Seminar | September 21 | 3:10-5 p.m. | 107 South Hall
Text printed on paper was the dominant medium for some 500 years and a wide range of techniques were evolved to support description, discovery, and forensic analysis for authenticity, provenance, etc., mostly under the term âbibliographyâ. But the dominance of printing (and indeed of written text) has receded with the rise of new media and new publication forms which urgently need comparable attention.
After a brief historical account of concepts, terminology, and anomalous claims by Suzanne Briet, Donald McKenzie, and Karl Popper, I will address the limits of information access.
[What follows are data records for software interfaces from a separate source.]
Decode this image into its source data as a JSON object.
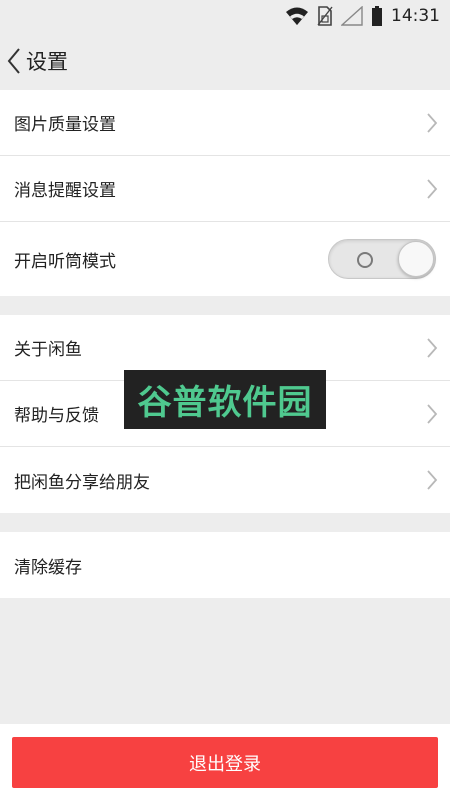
{
  "status_bar": {
    "time": "14:31",
    "icons": [
      "wifi-icon",
      "sim-card-icon",
      "signal-icon",
      "battery-icon"
    ]
  },
  "nav": {
    "back_icon": "chevron-left-icon",
    "title": "设置"
  },
  "groups": [
    {
      "items": [
        {
          "label": "图片质量设置",
          "type": "link"
        },
        {
          "label": "消息提醒设置",
          "type": "link"
        },
        {
          "label": "开启听筒模式",
          "type": "toggle",
          "toggle_on": false
        }
      ]
    },
    {
      "items": [
        {
          "label": "关于闲鱼",
          "type": "link"
        },
        {
          "label": "帮助与反馈",
          "type": "link"
        },
        {
          "label": "把闲鱼分享给朋友",
          "type": "link"
        }
      ]
    },
    {
      "items": [
        {
          "label": "清除缓存",
          "type": "plain"
        }
      ]
    }
  ],
  "watermark": {
    "text": "谷普软件园"
  },
  "logout": {
    "label": "退出登录"
  },
  "colors": {
    "logout_bg": "#f74141",
    "page_bg": "#ededed",
    "watermark_text": "#4fc98f"
  }
}
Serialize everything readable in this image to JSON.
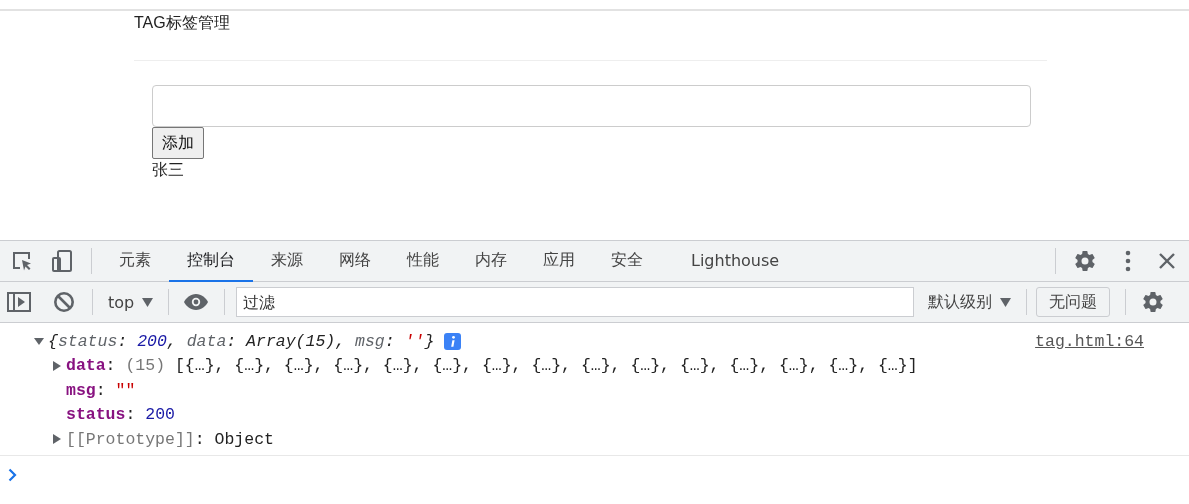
{
  "page": {
    "title": "TAG标签管理",
    "add_button": "添加",
    "tags": [
      "张三"
    ]
  },
  "devtools": {
    "tabs": [
      {
        "label": "元素",
        "selected": false
      },
      {
        "label": "控制台",
        "selected": true
      },
      {
        "label": "来源",
        "selected": false
      },
      {
        "label": "网络",
        "selected": false
      },
      {
        "label": "性能",
        "selected": false
      },
      {
        "label": "内存",
        "selected": false
      },
      {
        "label": "应用",
        "selected": false
      },
      {
        "label": "安全",
        "selected": false
      },
      {
        "label": "Lighthouse",
        "selected": false
      }
    ],
    "toolbar": {
      "context": "top",
      "filter": {
        "placeholder": "过滤"
      },
      "levels": "默认级别",
      "issues": "无问题"
    },
    "console": {
      "messages": [
        {
          "expanded": true,
          "source": "tag.html:64",
          "summary": [
            {
              "kind": "punct",
              "text": "{"
            },
            {
              "kind": "key",
              "text": "status"
            },
            {
              "kind": "punct",
              "text": ": "
            },
            {
              "kind": "number",
              "text": "200"
            },
            {
              "kind": "punct",
              "text": ", "
            },
            {
              "kind": "key",
              "text": "data"
            },
            {
              "kind": "punct",
              "text": ": "
            },
            {
              "kind": "plain",
              "text": "Array(15)"
            },
            {
              "kind": "punct",
              "text": ", "
            },
            {
              "kind": "key",
              "text": "msg"
            },
            {
              "kind": "punct",
              "text": ": "
            },
            {
              "kind": "string",
              "text": "''"
            },
            {
              "kind": "punct",
              "text": "}"
            }
          ],
          "children": [
            {
              "key": "data",
              "sep": ": ",
              "kind": "array",
              "expandable": true,
              "expanded": false,
              "count": "(15)",
              "value": "[{…}, {…}, {…}, {…}, {…}, {…}, {…}, {…}, {…}, {…}, {…}, {…}, {…}, {…}, {…}]"
            },
            {
              "key": "msg",
              "sep": ": ",
              "kind": "string",
              "expandable": false,
              "value": "\"\""
            },
            {
              "key": "status",
              "sep": ": ",
              "kind": "number",
              "expandable": false,
              "value": "200"
            },
            {
              "key": "[[Prototype]]",
              "sep": ": ",
              "kind": "internal",
              "expandable": true,
              "expanded": false,
              "value": "Object"
            }
          ]
        }
      ]
    }
  }
}
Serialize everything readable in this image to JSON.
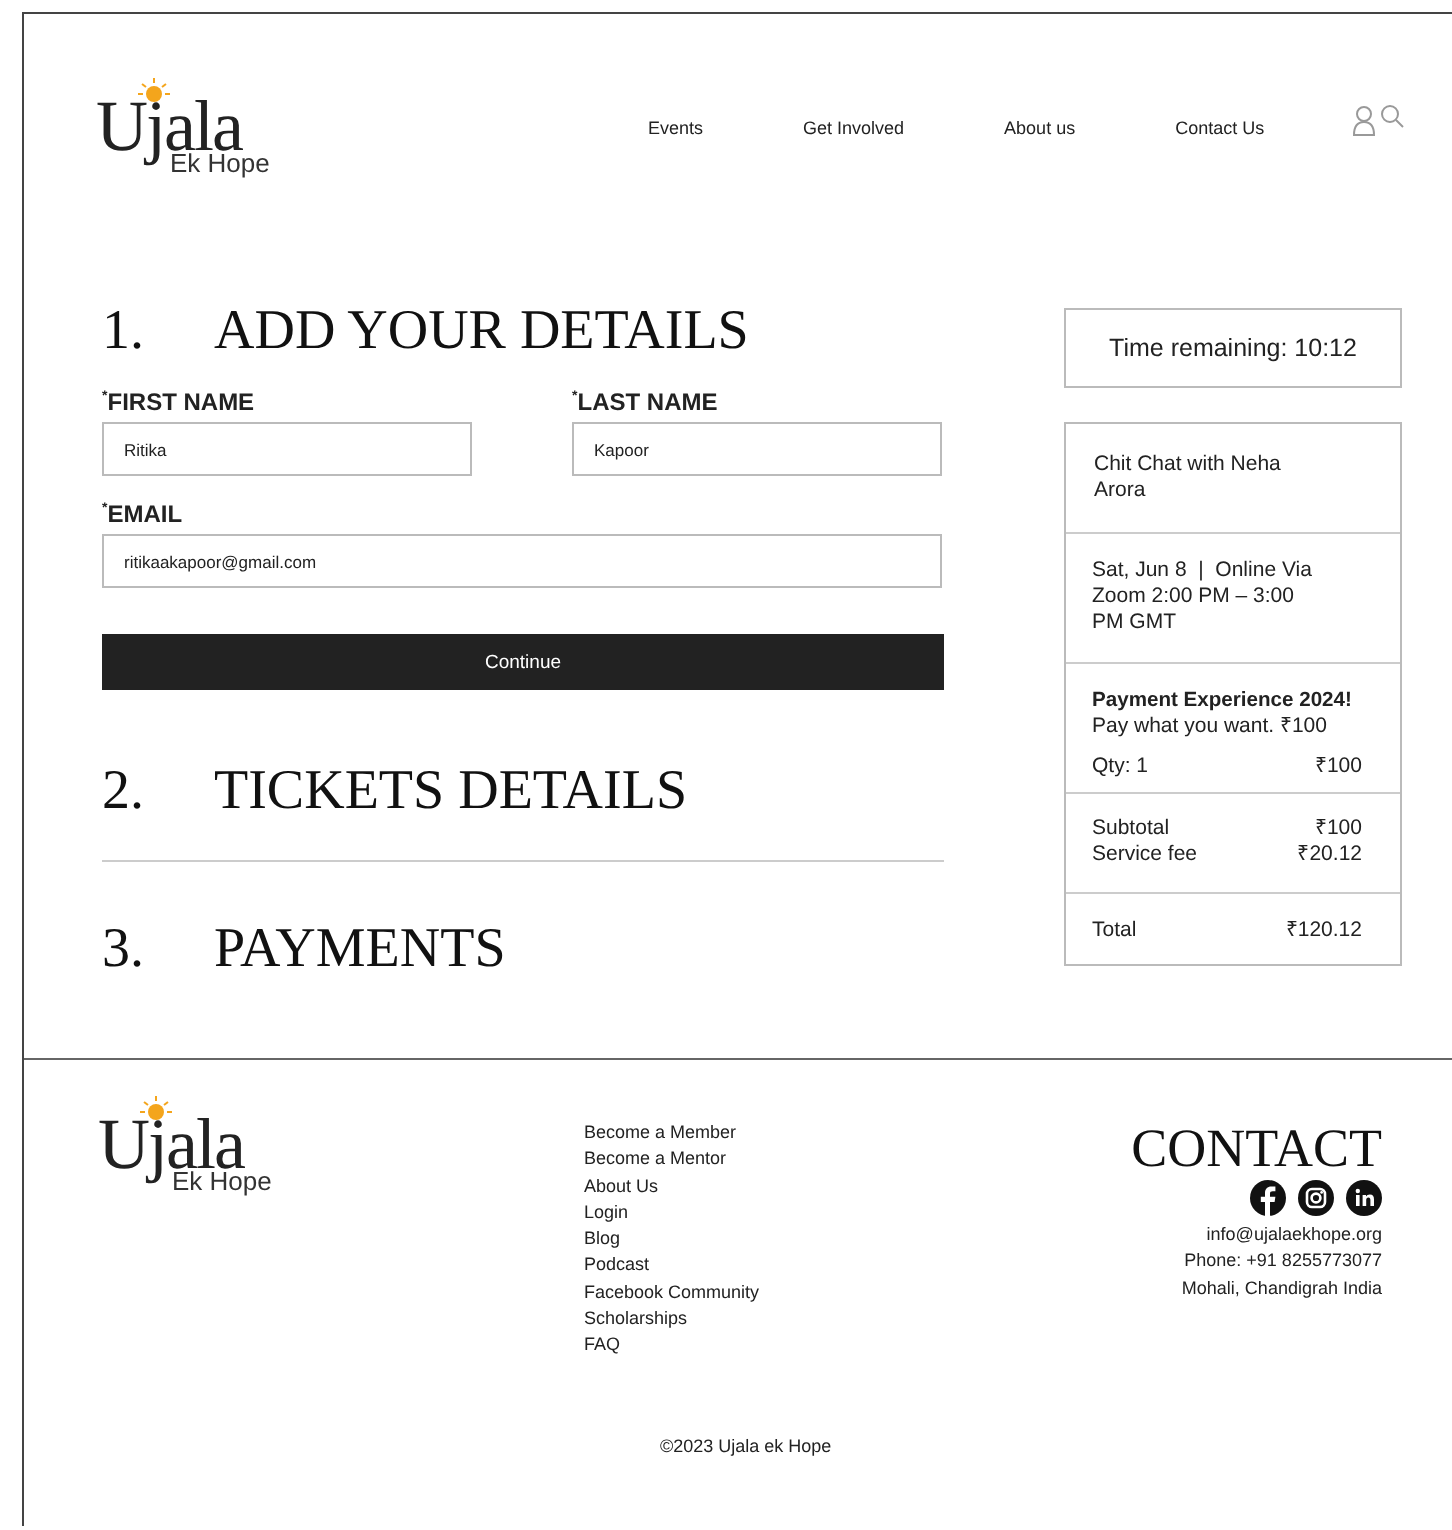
{
  "header": {
    "logo": {
      "name": "Ujala",
      "tagline": "Ek Hope"
    },
    "nav": [
      {
        "label": "Events"
      },
      {
        "label": "Get Involved"
      },
      {
        "label": "About us"
      },
      {
        "label": "Contact Us"
      }
    ]
  },
  "sections": [
    {
      "number": "1.",
      "title": "ADD YOUR DETAILS"
    },
    {
      "number": "2.",
      "title": "TICKETS DETAILS"
    },
    {
      "number": "3.",
      "title": "PAYMENTS"
    }
  ],
  "form": {
    "fields": [
      {
        "label": "$^{*}$FIRST NAME",
        "value": "Ritika",
        "wide": false
      },
      {
        "label": "$^{*}$LAST NAME",
        "value": "Kapoor",
        "wide": false
      },
      {
        "label": "$^{*}$EMAIL",
        "value": "ritikaakapoor@gmail.com",
        "wide": true
      }
    ],
    "button": "Continue"
  },
  "summary": {
    "timer": "Time remaining: 10:12",
    "event": "Chit Chat with Neha Arora",
    "details": "Sat, Jun 8  |  Online Via Zoom 2:00 PM – 3:00 PM GMT",
    "ticket": {
      "name": "Payment Experience 2024!",
      "price": "Pay what you want. ₹100",
      "qty": "Qty: 1",
      "amount": "₹100"
    },
    "charges": [
      {
        "label": "Subtotal",
        "amount": "₹100"
      },
      {
        "label": "Service fee",
        "amount": "₹20.12"
      }
    ],
    "total": {
      "label": "Total",
      "amount": "₹120.12"
    }
  },
  "footer": {
    "logo": {
      "name": "Ujala",
      "tagline": "Ek Hope"
    },
    "links": [
      "Become a Member",
      "Become a Mentor",
      "About Us",
      "Login",
      "Blog",
      "Podcast",
      "Facebook Community",
      "Scholarships",
      "FAQ"
    ],
    "contact": {
      "title": "CONTACT",
      "social": [
        {
          "kind": "facebook"
        },
        {
          "kind": "instagram"
        },
        {
          "kind": "linkedin"
        }
      ],
      "lines": [
        "info@ujalaekhope.org",
        "Phone: +91 8255773077",
        "Mohali, Chandigrah India"
      ]
    },
    "copyright": "©2023 Ujala ek Hope"
  }
}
How far are the limits a matter of custom, how far a matter of economics, and, more interesting, where are the inherent limits (i.e. what in principle can information systems not do and why) regardless of medium.
This extends last semesterâs discussion which is available at dlis.hypotheses.org/1783.